The 13th Directive Refund scheme is what businesses that are established outside of the EU will be able to use in order to reclaim VAT which has been paid in the UK. In other to use the scheme, the business must meet the following requirements:
- Not be registered, eligible to be registered or liable for VAT in the UK
- Not have a place of business or residence in the EU
- Not make any supplies in the UK other than transportation services which are related to the international transportation of goods where the business is liable for VAT.
Another condition of the refund claim will be that your own country has similar refunds to UK traders when it comes to their turnover taxes. Your application will generally only be refused on these grounds when your own country has a scheme for returning these taxes, but does not allow UK traders to use it. VAT will often arise when the employees of an overseas company have to travel to the UK.
The Time Limits
The claim will need to be received by the UK tax authority no later than 6 months after the last day of the prescribed year when the VAT was incurred. A prescribed year is a 12 month period that runs from 1 July to 30 June. This means that claims for the year ending 30 June 2018 will need to be in no later than 31 December 2018. It is important to note that the time limit is very strictly applied. There are always changes going on across the world as this post from VATGlobal exemplifies.

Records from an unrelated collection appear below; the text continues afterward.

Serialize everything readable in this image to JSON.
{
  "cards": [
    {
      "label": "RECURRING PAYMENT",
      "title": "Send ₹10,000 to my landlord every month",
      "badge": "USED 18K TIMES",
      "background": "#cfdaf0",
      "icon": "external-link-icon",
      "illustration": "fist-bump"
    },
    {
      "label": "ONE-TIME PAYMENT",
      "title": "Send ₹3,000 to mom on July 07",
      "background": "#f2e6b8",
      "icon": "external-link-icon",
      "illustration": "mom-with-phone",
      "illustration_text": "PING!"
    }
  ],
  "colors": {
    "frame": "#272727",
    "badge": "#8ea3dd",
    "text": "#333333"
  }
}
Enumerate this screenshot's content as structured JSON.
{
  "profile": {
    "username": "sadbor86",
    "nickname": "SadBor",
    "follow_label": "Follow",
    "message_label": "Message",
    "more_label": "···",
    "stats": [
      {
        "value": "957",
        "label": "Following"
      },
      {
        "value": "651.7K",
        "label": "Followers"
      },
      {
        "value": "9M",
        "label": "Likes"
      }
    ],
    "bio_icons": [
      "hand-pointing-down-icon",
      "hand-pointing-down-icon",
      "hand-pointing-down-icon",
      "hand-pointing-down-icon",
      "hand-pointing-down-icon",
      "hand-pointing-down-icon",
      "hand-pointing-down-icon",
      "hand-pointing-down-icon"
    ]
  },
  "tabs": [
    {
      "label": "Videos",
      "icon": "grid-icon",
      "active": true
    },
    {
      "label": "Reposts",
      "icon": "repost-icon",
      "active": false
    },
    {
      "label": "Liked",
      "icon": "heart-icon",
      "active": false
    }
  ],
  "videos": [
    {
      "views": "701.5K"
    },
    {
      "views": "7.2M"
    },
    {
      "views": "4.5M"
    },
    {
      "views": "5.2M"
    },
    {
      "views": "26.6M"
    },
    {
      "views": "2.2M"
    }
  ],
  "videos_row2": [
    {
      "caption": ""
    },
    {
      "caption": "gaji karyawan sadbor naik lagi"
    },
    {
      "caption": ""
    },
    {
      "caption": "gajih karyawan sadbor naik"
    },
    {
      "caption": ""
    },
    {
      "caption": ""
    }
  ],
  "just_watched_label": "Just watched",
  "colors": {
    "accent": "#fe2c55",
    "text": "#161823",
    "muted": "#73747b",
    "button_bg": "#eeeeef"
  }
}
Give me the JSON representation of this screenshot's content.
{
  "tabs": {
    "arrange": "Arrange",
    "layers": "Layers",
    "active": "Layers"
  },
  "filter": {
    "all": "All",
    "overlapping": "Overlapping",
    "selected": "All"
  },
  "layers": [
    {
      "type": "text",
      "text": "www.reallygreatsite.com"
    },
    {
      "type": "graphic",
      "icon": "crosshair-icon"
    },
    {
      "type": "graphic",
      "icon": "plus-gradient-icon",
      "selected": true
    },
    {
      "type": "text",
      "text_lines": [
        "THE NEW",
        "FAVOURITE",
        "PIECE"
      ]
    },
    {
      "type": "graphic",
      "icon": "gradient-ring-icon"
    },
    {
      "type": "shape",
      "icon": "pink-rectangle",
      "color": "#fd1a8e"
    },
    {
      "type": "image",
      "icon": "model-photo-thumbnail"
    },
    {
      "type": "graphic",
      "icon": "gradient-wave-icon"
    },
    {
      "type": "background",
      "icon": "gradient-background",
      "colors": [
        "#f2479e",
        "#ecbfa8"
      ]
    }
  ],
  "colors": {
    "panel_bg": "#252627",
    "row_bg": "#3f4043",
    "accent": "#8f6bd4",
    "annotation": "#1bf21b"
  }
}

The Minimum And Maximum Amounts
There are no upper limits when it comes to a refund claim. However, there are minimum amounts for claims that you need to be aware of. The amount of VAT reclaimed cannot be less than £16 if the application is for the entire prescribed year or for less than 3 months if that was all that remained of the prescribed year. If a claim is being made for less than the full year, the minimum VAT will be £130.
The Claims Process
In order of a claim to be approved, there are certain formalities that need to be adhered to. If a business is making their first claim in the UK, they will need to submit a document from their own country showing that they have been registered for business there. This will generally be a certificate which needs to show all of the information regarding the business that the UK authorities will need to process the claim.
The certificate that you send will need to be the original and not a photocopy. It will also need to contain the following information:
- The name, address and official stamp of the authorizing body
- The name and address of the claimant
- The nature of the business
- The business registration number
These certificates will only be valid for 12 months from the date of issue. They will also only cover the claims which are made during that year.
If a US company makes their first claim, they will have to include the original certificate they get from the US official authority showing proof of business registration. The original Form 6166 can be obtained from the IRS Certification Unit and will satisfy the needs of the business. The certificate will need to be renewed every 12 months.
Each claim will also need to have adequate proof of the VAT which was incurred. Original supplier invoices, receipts, and vouchers showing all of the following details are the only documents accepted:
- An invoice number
- The name, address and VAT registration number of the supplier
- The name and address of the claimant
- The details of the service or goods acquired
- The date of supply
- The cost of the service or goods excluding VAT
- The VAT rate
- The amount of VAT charged
For individual expenses of £250 or less including VAT, these requirements will be relaxed. Subsistence and hotel costs only need the name of the employee who was traveling to be on the supplier’s invoice. However, in these cases, proof of employment will need to be submitted with the claim.
It is possible for claims to be submitted by the claimant or by an authorized agent on behalf of the claimant. When there is an agent, a letter of authority or a power of attorney will be required and has to be submitted with the first claim.
The Timing Of Refunds
VAT refunds will generally be made within 6 months of receipt of a satisfactory claim. It is possible for repayments to be refused and a reason will be provided. An appeal of the decision will need to be made within 30 days.
There are certain VAT costs that are not refundable. This will include VAT from non-business purposes, VAT from business entertainment expenses and the VAT from any supply used in the UK.